:: Work instructions ::
Identify every line in the records below that contains the word "JSON", and reproduce each one.

:: Data for this task ::
● ● ●

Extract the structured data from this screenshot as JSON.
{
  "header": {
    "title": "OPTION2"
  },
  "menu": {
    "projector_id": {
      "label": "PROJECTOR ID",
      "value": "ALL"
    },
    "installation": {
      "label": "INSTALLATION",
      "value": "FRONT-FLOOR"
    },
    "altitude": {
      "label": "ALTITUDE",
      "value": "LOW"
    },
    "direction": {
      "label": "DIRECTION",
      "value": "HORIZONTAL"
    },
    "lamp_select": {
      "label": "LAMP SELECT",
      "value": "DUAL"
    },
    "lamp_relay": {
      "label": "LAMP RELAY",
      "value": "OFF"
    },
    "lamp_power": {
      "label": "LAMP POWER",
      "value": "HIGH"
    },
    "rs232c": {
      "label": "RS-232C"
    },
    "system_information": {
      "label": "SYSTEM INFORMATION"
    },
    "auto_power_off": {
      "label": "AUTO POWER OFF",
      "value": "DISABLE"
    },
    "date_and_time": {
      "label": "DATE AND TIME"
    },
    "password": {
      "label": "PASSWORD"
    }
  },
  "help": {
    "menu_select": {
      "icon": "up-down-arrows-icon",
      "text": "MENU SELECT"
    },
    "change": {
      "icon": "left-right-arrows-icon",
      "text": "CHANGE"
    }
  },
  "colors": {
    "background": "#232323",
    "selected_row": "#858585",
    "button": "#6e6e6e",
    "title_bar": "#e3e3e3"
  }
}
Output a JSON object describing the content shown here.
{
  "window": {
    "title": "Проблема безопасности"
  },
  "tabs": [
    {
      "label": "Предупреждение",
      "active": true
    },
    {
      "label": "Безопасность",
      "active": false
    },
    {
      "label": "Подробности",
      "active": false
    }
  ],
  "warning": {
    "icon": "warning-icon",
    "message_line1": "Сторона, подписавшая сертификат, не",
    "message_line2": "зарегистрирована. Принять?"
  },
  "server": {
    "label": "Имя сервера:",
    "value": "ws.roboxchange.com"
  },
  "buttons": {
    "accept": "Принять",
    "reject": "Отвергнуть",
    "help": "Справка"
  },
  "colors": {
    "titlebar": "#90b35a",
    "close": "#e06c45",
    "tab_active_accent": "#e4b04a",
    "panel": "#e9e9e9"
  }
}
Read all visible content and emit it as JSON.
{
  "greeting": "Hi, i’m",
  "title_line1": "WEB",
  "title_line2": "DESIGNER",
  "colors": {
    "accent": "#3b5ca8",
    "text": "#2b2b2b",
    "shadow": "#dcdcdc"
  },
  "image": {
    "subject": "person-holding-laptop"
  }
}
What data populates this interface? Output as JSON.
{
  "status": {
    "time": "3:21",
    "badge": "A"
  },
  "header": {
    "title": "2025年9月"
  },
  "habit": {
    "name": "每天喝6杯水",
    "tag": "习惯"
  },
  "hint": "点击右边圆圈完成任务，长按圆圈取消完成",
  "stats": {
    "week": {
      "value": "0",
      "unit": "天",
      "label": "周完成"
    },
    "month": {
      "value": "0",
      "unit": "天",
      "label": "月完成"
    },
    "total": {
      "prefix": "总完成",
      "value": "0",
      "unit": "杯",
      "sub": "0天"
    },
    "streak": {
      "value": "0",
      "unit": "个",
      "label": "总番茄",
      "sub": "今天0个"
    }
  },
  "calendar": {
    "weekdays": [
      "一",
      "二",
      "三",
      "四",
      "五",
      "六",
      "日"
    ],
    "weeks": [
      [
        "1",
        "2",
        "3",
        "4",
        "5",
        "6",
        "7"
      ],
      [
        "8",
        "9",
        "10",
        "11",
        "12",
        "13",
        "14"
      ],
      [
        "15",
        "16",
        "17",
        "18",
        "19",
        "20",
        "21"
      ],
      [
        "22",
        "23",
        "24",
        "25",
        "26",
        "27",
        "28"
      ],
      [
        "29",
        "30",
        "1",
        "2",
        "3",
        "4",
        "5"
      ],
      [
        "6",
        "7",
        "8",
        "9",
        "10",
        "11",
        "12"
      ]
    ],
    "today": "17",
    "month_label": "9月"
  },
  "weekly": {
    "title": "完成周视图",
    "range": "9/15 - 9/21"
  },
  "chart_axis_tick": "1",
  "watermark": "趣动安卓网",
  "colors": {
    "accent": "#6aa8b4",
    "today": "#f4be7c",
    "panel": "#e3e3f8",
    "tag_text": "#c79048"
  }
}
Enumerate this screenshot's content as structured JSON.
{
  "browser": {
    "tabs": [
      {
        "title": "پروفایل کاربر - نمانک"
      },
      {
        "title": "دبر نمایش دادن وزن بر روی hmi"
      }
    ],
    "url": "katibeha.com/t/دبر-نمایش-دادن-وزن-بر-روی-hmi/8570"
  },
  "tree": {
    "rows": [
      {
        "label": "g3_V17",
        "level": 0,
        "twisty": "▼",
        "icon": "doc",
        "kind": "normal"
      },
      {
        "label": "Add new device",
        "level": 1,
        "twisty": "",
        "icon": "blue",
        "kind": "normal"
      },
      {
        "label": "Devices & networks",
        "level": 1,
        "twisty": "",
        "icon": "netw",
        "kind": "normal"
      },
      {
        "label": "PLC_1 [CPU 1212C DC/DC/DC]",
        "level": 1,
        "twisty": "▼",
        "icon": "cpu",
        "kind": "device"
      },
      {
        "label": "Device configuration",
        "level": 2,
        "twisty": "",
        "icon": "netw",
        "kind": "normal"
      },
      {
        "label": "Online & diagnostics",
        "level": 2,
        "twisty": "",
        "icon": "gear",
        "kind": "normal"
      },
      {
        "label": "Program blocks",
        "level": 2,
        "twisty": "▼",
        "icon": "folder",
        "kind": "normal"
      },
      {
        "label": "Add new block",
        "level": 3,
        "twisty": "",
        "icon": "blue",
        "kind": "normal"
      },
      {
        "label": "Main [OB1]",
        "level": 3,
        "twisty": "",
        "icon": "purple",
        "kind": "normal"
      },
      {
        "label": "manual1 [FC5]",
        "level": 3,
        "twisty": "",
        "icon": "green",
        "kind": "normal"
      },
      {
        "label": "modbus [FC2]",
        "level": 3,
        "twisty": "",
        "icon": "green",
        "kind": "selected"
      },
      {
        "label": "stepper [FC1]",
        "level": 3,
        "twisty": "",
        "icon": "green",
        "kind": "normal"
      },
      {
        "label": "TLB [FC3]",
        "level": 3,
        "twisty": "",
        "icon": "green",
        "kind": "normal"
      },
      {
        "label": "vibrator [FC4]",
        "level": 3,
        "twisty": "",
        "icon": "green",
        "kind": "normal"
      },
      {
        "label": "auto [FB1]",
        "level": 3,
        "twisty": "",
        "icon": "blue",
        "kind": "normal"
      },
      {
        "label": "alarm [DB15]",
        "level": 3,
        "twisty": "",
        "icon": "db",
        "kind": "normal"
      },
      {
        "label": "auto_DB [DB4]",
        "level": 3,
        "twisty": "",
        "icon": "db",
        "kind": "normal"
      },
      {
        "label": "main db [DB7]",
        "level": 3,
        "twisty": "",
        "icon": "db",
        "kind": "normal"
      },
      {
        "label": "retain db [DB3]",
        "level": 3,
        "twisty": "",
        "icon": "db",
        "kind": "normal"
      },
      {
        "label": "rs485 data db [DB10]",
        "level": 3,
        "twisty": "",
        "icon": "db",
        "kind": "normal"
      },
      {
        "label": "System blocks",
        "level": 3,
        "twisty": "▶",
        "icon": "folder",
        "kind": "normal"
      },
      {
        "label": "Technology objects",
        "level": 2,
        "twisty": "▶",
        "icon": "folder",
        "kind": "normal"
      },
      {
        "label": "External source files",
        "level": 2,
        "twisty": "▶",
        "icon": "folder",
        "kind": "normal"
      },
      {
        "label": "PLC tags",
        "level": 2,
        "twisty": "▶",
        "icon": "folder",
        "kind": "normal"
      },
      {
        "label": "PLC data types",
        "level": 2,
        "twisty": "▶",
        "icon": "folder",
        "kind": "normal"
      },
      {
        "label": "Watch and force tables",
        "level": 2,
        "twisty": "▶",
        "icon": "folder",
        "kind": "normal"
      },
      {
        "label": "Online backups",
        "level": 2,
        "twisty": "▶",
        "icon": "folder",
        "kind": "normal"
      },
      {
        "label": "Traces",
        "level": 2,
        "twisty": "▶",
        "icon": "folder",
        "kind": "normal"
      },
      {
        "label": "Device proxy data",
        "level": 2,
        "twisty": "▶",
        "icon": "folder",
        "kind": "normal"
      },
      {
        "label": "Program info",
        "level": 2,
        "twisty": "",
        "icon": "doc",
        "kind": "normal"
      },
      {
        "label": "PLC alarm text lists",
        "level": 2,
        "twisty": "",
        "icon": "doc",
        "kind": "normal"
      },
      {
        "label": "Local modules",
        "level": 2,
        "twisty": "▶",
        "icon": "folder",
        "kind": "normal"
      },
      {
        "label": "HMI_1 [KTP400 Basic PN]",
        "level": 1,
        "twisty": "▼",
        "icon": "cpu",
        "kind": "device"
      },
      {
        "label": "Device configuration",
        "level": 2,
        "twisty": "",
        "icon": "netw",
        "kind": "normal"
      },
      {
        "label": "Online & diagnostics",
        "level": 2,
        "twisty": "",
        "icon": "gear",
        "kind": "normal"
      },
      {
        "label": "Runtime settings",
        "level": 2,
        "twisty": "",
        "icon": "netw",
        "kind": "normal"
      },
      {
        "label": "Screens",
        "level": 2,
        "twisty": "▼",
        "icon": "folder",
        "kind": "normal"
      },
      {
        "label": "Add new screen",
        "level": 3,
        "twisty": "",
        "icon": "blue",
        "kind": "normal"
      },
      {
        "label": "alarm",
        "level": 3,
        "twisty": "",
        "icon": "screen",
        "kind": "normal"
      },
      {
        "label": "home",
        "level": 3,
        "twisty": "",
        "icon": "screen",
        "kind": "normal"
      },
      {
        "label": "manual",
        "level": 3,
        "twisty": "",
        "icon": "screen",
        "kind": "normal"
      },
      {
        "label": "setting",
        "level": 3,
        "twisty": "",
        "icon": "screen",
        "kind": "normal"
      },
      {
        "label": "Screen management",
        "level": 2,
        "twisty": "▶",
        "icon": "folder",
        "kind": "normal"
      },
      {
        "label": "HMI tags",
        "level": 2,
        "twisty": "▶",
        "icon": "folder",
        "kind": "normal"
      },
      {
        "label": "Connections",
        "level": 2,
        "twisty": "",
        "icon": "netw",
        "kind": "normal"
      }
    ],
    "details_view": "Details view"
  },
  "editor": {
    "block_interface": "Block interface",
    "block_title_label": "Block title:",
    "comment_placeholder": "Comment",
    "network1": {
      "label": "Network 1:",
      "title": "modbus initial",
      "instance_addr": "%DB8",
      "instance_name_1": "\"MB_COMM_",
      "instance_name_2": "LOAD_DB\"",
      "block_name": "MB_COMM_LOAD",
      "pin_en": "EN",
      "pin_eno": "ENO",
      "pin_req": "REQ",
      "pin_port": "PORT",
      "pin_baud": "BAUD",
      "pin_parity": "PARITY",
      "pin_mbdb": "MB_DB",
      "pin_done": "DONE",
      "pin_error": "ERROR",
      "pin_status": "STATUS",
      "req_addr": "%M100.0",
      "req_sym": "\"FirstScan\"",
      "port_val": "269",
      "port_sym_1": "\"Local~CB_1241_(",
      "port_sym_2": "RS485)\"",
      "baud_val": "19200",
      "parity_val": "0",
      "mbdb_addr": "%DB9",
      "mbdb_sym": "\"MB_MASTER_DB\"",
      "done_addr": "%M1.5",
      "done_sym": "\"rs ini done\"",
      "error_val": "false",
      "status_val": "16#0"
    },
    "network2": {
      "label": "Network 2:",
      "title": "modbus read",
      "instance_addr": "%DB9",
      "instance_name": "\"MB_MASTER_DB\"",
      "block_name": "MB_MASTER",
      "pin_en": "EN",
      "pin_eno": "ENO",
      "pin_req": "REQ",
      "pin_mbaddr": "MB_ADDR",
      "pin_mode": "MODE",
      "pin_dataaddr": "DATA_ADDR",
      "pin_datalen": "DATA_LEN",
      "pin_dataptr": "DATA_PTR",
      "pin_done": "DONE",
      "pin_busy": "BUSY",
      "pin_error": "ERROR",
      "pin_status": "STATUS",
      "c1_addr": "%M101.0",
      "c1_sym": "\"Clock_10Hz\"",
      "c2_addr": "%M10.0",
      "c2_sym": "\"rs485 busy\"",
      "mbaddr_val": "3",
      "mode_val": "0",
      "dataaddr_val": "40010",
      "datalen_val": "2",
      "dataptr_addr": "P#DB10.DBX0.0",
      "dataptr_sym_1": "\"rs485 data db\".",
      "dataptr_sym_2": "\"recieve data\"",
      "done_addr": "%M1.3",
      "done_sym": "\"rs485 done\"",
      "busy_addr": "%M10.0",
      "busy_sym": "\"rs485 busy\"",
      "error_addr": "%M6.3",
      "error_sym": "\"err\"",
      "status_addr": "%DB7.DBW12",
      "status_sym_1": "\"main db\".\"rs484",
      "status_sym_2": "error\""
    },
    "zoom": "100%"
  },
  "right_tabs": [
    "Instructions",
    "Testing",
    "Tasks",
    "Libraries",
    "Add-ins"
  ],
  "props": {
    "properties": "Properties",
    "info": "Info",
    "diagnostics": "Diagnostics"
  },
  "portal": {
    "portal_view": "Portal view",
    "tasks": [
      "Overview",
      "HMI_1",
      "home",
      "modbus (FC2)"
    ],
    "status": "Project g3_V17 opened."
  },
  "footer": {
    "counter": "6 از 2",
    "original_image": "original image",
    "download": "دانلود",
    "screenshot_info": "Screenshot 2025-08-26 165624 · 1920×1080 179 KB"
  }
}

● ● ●

:: Task output ::
Extract the structured data from this screenshot as JSON.
Output a JSON object describing the content shown here.
Read all visible content and emit it as JSON.
What data populates this interface? Output as JSON.
Enumerate this screenshot's content as structured JSON.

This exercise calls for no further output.